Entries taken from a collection
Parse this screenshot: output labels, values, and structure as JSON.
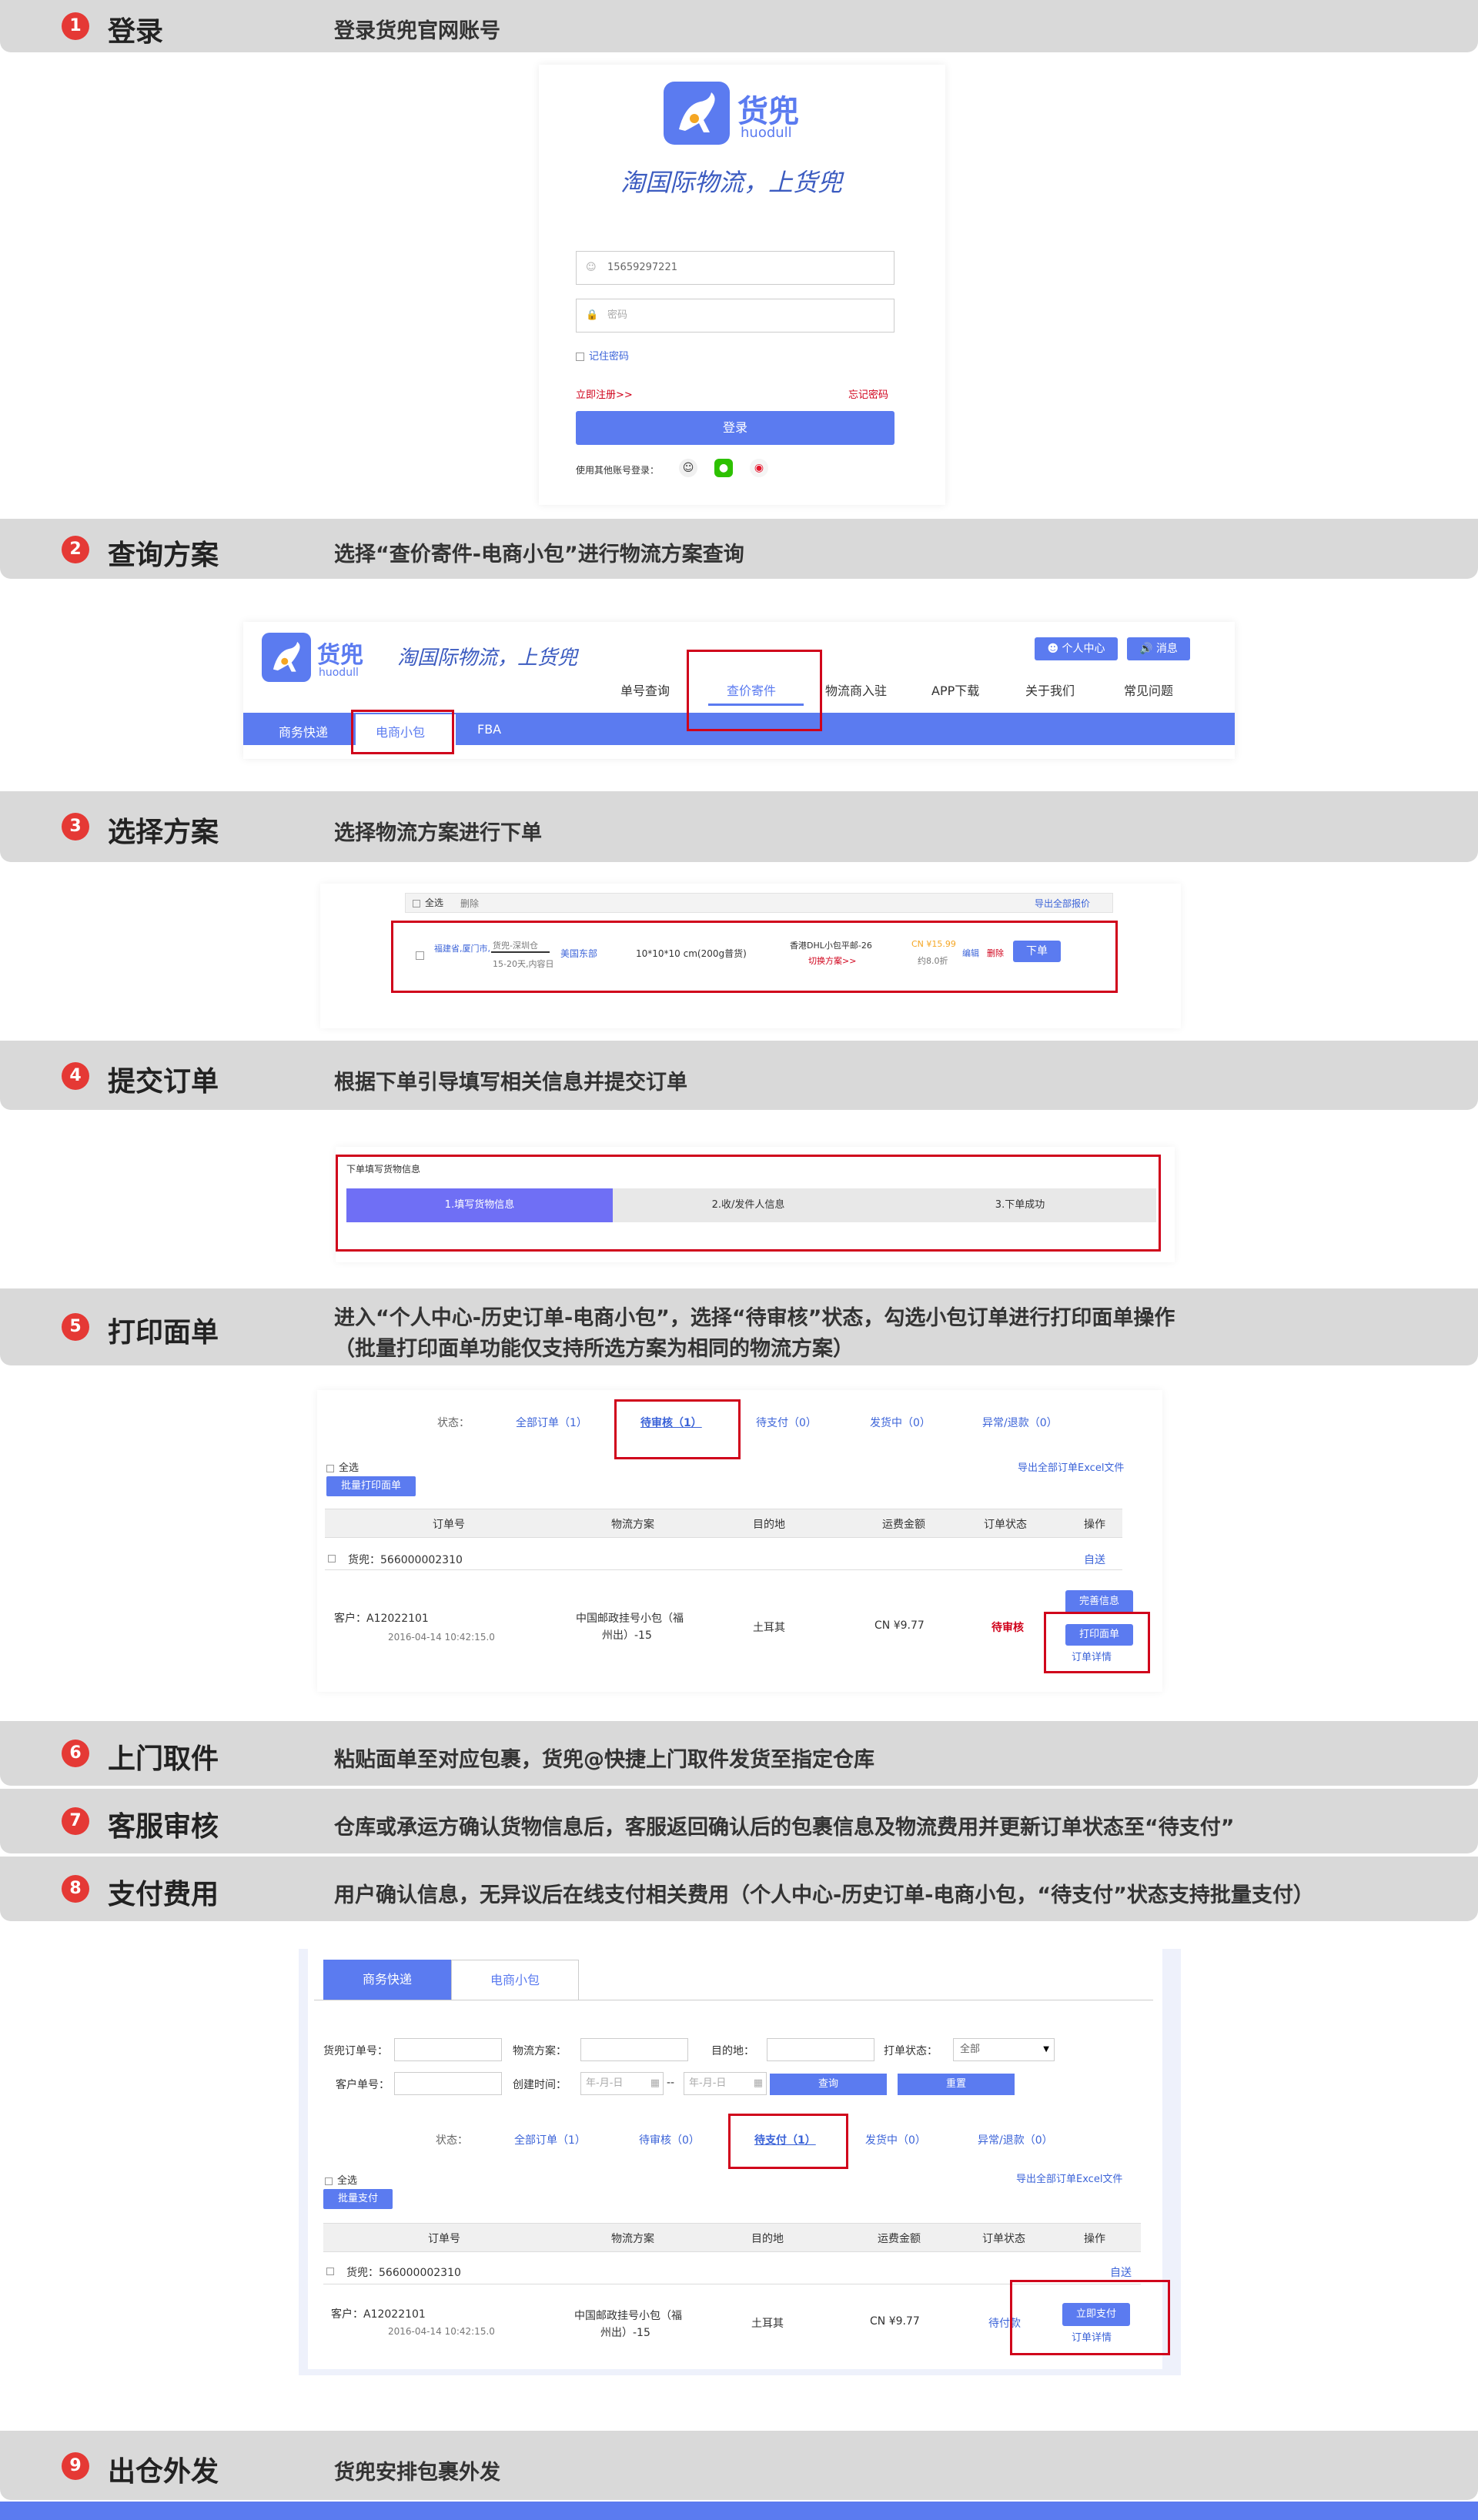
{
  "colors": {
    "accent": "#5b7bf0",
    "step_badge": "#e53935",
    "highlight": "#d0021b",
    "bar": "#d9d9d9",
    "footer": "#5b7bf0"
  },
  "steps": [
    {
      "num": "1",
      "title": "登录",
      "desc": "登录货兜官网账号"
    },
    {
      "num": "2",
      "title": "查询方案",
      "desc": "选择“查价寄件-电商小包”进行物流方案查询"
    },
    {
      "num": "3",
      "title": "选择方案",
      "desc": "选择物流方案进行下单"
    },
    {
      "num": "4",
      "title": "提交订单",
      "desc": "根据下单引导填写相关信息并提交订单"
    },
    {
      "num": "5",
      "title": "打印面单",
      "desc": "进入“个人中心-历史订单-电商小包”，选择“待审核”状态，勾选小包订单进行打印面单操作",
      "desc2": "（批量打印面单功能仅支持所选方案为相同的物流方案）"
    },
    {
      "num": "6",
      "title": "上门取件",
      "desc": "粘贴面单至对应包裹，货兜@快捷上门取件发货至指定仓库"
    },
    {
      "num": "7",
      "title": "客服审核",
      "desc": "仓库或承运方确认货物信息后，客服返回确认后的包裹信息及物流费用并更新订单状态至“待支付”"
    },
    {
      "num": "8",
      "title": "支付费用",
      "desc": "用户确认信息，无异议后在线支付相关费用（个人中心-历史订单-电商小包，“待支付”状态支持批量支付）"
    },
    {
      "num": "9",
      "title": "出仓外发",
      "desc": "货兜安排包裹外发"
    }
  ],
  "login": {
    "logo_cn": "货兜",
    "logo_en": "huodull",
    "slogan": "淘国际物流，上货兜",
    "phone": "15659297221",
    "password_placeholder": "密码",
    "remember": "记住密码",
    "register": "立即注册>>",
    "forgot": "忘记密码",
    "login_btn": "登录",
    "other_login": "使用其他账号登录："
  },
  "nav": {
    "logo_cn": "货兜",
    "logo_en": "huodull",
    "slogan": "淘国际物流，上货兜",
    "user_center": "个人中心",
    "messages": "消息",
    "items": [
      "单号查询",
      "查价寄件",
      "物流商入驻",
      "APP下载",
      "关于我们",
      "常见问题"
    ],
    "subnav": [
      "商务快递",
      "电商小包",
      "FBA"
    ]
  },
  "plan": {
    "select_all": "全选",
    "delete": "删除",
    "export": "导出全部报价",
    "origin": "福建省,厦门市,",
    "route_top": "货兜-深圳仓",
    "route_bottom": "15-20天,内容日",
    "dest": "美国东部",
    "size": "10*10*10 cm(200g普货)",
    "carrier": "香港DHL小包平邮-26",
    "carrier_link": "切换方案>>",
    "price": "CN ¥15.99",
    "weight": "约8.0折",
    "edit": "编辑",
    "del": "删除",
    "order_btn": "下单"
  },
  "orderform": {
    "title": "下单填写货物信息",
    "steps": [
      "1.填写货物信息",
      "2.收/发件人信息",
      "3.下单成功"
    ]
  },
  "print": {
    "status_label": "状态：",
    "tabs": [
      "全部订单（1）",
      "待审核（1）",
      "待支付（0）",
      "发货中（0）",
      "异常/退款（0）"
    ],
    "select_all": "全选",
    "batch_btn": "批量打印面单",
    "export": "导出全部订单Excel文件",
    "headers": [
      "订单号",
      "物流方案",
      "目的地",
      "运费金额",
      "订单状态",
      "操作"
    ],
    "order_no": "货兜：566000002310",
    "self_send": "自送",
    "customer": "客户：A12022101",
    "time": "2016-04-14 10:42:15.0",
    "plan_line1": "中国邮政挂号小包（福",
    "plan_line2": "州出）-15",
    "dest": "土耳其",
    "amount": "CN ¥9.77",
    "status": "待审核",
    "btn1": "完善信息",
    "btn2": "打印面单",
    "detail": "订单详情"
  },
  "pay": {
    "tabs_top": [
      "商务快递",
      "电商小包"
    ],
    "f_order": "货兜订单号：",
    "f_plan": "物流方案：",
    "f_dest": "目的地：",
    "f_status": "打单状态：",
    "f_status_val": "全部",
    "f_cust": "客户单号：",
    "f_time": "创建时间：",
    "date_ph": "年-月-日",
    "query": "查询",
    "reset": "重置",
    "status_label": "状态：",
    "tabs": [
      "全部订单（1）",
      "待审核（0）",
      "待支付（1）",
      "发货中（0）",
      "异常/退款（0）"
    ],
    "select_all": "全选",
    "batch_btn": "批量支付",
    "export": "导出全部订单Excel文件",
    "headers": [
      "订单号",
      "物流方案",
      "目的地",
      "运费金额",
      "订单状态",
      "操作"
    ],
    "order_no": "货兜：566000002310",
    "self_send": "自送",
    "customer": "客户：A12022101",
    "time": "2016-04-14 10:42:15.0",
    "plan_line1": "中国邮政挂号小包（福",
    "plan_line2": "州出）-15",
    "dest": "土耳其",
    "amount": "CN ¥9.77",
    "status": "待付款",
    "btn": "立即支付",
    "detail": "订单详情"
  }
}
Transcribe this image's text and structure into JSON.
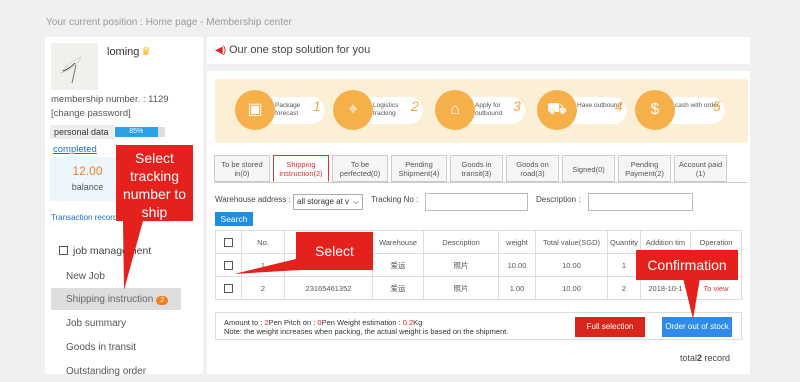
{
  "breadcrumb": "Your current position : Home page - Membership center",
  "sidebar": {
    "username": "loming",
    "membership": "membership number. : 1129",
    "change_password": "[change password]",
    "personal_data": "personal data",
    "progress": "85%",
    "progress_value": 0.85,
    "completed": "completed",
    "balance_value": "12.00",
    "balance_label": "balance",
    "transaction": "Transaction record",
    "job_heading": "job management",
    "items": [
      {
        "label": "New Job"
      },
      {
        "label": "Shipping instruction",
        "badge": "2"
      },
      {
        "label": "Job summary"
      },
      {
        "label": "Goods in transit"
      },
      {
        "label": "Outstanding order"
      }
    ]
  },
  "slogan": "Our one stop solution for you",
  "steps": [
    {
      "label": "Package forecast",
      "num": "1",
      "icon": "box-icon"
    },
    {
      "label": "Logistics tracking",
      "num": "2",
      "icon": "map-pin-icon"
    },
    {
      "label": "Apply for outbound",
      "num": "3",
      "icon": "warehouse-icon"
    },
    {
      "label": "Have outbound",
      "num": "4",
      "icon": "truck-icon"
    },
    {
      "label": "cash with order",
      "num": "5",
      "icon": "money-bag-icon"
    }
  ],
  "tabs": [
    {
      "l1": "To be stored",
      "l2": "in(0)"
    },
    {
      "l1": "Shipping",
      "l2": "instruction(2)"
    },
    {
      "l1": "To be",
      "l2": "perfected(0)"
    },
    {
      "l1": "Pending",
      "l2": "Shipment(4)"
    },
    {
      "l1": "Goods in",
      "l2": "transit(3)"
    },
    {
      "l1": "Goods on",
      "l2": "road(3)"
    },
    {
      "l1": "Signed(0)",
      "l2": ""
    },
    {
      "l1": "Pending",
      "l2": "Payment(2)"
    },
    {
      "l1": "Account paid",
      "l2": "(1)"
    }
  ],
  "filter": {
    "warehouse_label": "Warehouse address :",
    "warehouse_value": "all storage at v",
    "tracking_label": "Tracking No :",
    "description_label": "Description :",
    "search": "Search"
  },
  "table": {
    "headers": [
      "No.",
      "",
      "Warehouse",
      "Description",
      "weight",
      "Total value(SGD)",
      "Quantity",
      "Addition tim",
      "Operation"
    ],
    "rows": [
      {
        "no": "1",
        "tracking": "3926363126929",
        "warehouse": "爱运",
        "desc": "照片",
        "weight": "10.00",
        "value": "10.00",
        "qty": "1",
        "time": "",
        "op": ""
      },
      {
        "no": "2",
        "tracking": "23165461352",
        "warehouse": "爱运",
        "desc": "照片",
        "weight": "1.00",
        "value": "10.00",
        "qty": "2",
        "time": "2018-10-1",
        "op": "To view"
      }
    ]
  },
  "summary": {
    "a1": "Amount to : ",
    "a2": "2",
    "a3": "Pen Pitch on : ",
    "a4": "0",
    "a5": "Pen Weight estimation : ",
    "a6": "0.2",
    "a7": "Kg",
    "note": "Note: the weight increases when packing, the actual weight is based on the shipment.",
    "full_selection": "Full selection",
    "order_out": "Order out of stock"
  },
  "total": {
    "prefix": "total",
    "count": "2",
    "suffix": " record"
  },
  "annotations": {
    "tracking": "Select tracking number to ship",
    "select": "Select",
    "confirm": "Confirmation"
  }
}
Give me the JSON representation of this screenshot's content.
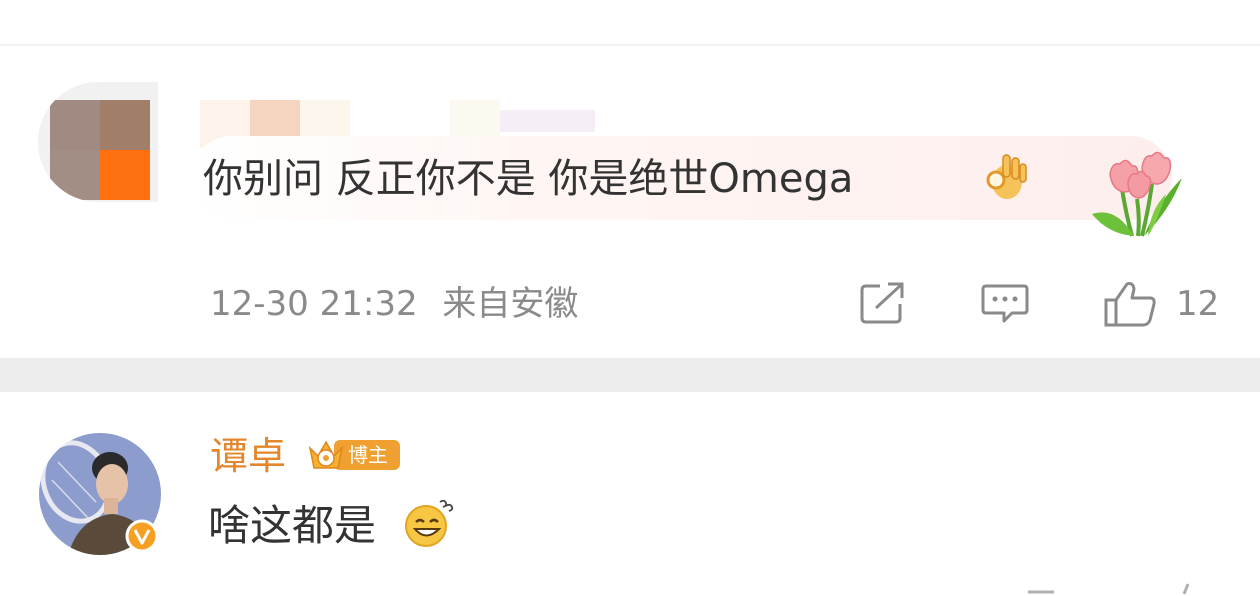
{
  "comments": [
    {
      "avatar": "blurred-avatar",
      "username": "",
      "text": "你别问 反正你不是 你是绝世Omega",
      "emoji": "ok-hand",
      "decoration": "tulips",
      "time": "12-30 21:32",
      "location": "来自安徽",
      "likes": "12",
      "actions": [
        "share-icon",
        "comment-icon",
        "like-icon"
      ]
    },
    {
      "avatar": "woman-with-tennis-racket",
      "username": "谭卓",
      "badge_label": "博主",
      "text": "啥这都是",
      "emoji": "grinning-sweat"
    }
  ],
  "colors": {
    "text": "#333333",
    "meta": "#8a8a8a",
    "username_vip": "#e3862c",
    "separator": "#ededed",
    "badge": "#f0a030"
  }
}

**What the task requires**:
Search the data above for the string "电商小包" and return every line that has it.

**Output for this task**:
      "desc": "选择“查价寄件-电商小包”进行物流方案查询"
      "desc": "进入“个人中心-历史订单-电商小包”，选择“待审核”状态，勾选小包订单进行打印面单操作",
      "desc": "用户确认信息，无异议后在线支付相关费用（个人中心-历史订单-电商小包，“待支付”状态支持批量支付）"
      "电商小包",
      "电商小包"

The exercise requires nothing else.